## Material for the task

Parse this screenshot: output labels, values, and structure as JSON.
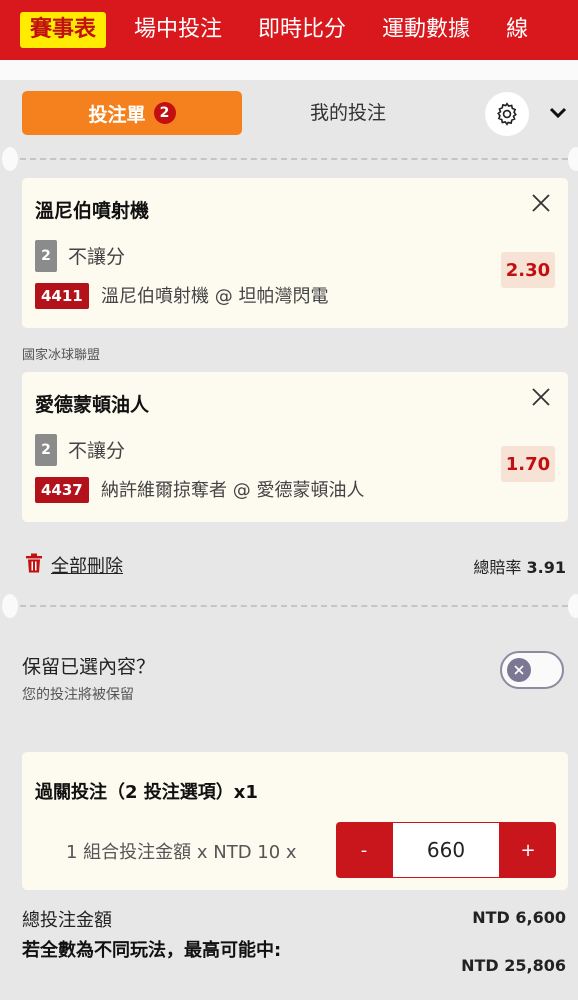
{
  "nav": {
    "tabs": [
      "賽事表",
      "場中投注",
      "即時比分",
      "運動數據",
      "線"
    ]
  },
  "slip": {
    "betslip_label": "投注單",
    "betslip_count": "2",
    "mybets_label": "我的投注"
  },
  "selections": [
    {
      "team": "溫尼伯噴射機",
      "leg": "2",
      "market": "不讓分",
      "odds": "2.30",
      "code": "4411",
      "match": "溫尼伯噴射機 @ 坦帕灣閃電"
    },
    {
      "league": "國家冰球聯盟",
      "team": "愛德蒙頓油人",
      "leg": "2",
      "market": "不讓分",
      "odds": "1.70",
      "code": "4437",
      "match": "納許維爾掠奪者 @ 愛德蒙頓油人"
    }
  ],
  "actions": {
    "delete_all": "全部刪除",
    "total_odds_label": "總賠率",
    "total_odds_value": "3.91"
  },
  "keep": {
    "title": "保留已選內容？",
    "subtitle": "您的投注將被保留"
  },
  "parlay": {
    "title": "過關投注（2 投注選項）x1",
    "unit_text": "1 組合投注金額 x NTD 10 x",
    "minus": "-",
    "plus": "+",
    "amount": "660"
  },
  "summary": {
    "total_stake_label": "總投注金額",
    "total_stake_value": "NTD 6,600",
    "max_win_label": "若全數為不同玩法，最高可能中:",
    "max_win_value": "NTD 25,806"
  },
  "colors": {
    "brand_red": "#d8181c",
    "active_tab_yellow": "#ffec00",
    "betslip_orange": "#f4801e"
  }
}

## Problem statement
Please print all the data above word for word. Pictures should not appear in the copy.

## Written answer
Parse this screenshot: output labels, values, and structure as JSON.
{
  "nav": {
    "tabs": [
      "賽事表",
      "場中投注",
      "即時比分",
      "運動數據",
      "線"
    ]
  },
  "slip": {
    "betslip_label": "投注單",
    "betslip_count": "2",
    "mybets_label": "我的投注"
  },
  "selections": [
    {
      "team": "溫尼伯噴射機",
      "leg": "2",
      "market": "不讓分",
      "odds": "2.30",
      "code": "4411",
      "match": "溫尼伯噴射機 @ 坦帕灣閃電"
    },
    {
      "league": "國家冰球聯盟",
      "team": "愛德蒙頓油人",
      "leg": "2",
      "market": "不讓分",
      "odds": "1.70",
      "code": "4437",
      "match": "納許維爾掠奪者 @ 愛德蒙頓油人"
    }
  ],
  "actions": {
    "delete_all": "全部刪除",
    "total_odds_label": "總賠率",
    "total_odds_value": "3.91"
  },
  "keep": {
    "title": "保留已選內容？",
    "subtitle": "您的投注將被保留"
  },
  "parlay": {
    "title": "過關投注（2 投注選項）x1",
    "unit_text": "1 組合投注金額 x NTD 10 x",
    "minus": "-",
    "plus": "+",
    "amount": "660"
  },
  "summary": {
    "total_stake_label": "總投注金額",
    "total_stake_value": "NTD 6,600",
    "max_win_label": "若全數為不同玩法，最高可能中:",
    "max_win_value": "NTD 25,806"
  },
  "colors": {
    "brand_red": "#d8181c",
    "active_tab_yellow": "#ffec00",
    "betslip_orange": "#f4801e"
  }
}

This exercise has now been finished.